## SUPPLIED DATA
>>>>

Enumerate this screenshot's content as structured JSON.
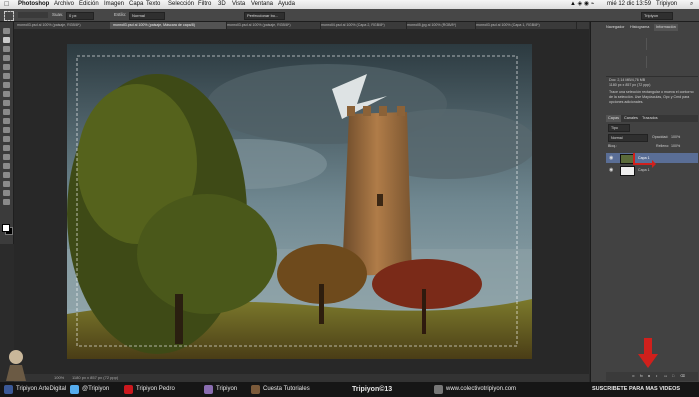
{
  "menubar": {
    "apple": "",
    "app": "Photoshop",
    "menus": [
      "Archivo",
      "Edición",
      "Imagen",
      "Capa",
      "Texto",
      "Selección",
      "Filtro",
      "3D",
      "Vista",
      "Ventana",
      "Ayuda"
    ],
    "clock": "mié 12 dic  13:59",
    "user": "Tripiyon"
  },
  "options": {
    "suavizar_label": "Suav.",
    "suavizar_value": "0 px",
    "estilo_label": "Estilo:",
    "estilo_value": "Normal",
    "refine_button": "Perfeccionar bo...",
    "workspace": "Tripiyon"
  },
  "tabs": [
    "monroll3.psd al 100% (paisaje, RGB/8*)",
    "monroll3.psd al 100% (paisaje, Máscara de capa/8)",
    "monroll3.psd al 100% (paisaje, RGB/8*)",
    "monroll4.psd al 100% (Capa 2, RGB/8*)",
    "monroll5.jpg al 100% (RGB/8*)",
    "monroll3.psd al 100% (Capa 1, RGB/8*)"
  ],
  "statusbar": {
    "size": "1180 px x 857 px (72 ppp)"
  },
  "panels": {
    "top_tabs": [
      "Navegador",
      "Histograma",
      "Información"
    ],
    "info_lines": [
      "Doc: 2,14 MB/4,76 MB",
      "1180 px x 857 px (72 ppp)"
    ],
    "info_desc": "Trace una selección rectangular o mueva el contorno de la selección. Use Mayúsculas, Opc y Cmd para opciones adicionales.",
    "layers_tabs": [
      "Capas",
      "Canales",
      "Trazados"
    ],
    "kind": "Tipo",
    "blend": "Normal",
    "opacity_label": "Opacidad:",
    "opacity_value": "100%",
    "lock_label": "Bloq.:",
    "fill_label": "Relleno:",
    "fill_value": "100%",
    "layers": [
      {
        "name": "Capa 1",
        "selected": true
      },
      {
        "name": "Capa 1",
        "selected": false
      }
    ]
  },
  "social": {
    "facebook": "Tripiyon ArteDigital",
    "twitter": "@Tripiyon",
    "youtube": "Tripiyon Pedro",
    "blog": "Tripiyon",
    "ct": "Cuesta Tutoriales",
    "center": "Tripiyon©13",
    "site": "www.colectivotripiyon.com",
    "subscribe": "SUSCRIBETE PARA MAS VIDEOS"
  },
  "colors": {
    "accent_red": "#d0201c",
    "selected_layer": "#5a6e96"
  }
}
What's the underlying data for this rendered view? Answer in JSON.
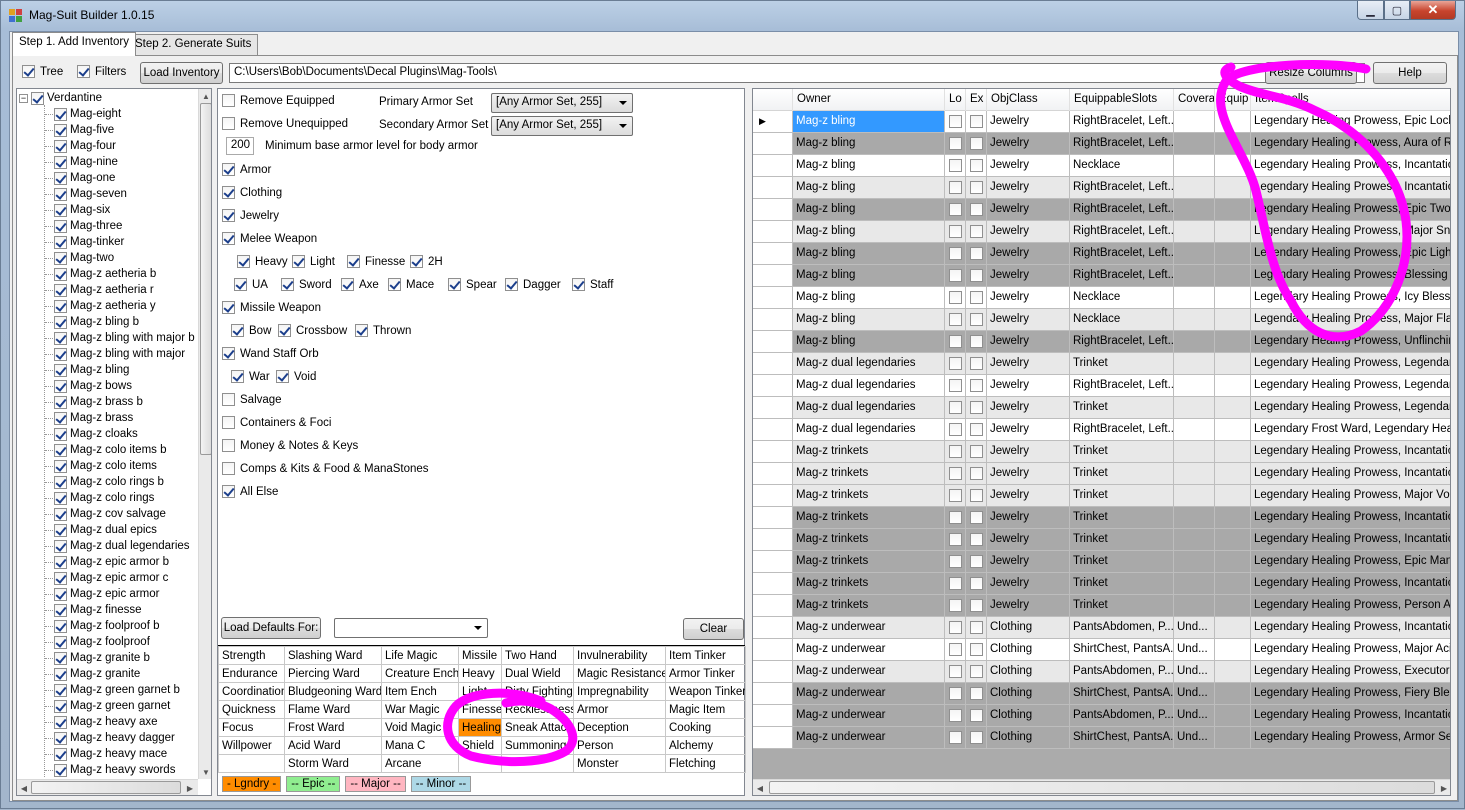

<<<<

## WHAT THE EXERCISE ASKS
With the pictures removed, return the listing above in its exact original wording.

## ANSWER TO THE PROBLEM
Enumerate this screenshot's content as structured JSON.
{
  "menubar": {
    "apple": "",
    "app": "Photoshop",
    "menus": [
      "Archivo",
      "Edición",
      "Imagen",
      "Capa",
      "Texto",
      "Selección",
      "Filtro",
      "3D",
      "Vista",
      "Ventana",
      "Ayuda"
    ],
    "clock": "mié 12 dic  13:59",
    "user": "Tripiyon"
  },
  "options": {
    "suavizar_label": "Suav.",
    "suavizar_value": "0 px",
    "estilo_label": "Estilo:",
    "estilo_value": "Normal",
    "refine_button": "Perfeccionar bo...",
    "workspace": "Tripiyon"
  },
  "tabs": [
    "monroll3.psd al 100% (paisaje, RGB/8*)",
    "monroll3.psd al 100% (paisaje, Máscara de capa/8)",
    "monroll3.psd al 100% (paisaje, RGB/8*)",
    "monroll4.psd al 100% (Capa 2, RGB/8*)",
    "monroll5.jpg al 100% (RGB/8*)",
    "monroll3.psd al 100% (Capa 1, RGB/8*)"
  ],
  "statusbar": {
    "size": "1180 px x 857 px (72 ppp)"
  },
  "panels": {
    "top_tabs": [
      "Navegador",
      "Histograma",
      "Información"
    ],
    "info_lines": [
      "Doc: 2,14 MB/4,76 MB",
      "1180 px x 857 px (72 ppp)"
    ],
    "info_desc": "Trace una selección rectangular o mueva el contorno de la selección. Use Mayúsculas, Opc y Cmd para opciones adicionales.",
    "layers_tabs": [
      "Capas",
      "Canales",
      "Trazados"
    ],
    "kind": "Tipo",
    "blend": "Normal",
    "opacity_label": "Opacidad:",
    "opacity_value": "100%",
    "lock_label": "Bloq.:",
    "fill_label": "Relleno:",
    "fill_value": "100%",
    "layers": [
      {
        "name": "Capa 1",
        "selected": true
      },
      {
        "name": "Capa 1",
        "selected": false
      }
    ]
  },
  "social": {
    "facebook": "Tripiyon ArteDigital",
    "twitter": "@Tripiyon",
    "youtube": "Tripiyon Pedro",
    "blog": "Tripiyon",
    "ct": "Cuesta Tutoriales",
    "center": "Tripiyon©13",
    "site": "www.colectivotripiyon.com",
    "subscribe": "SUSCRIBETE PARA MAS VIDEOS"
  },
  "colors": {
    "accent_red": "#d0201c",
    "selected_layer": "#5a6e96"
  }
}
What's the underlying data for this rendered view? Answer in JSON.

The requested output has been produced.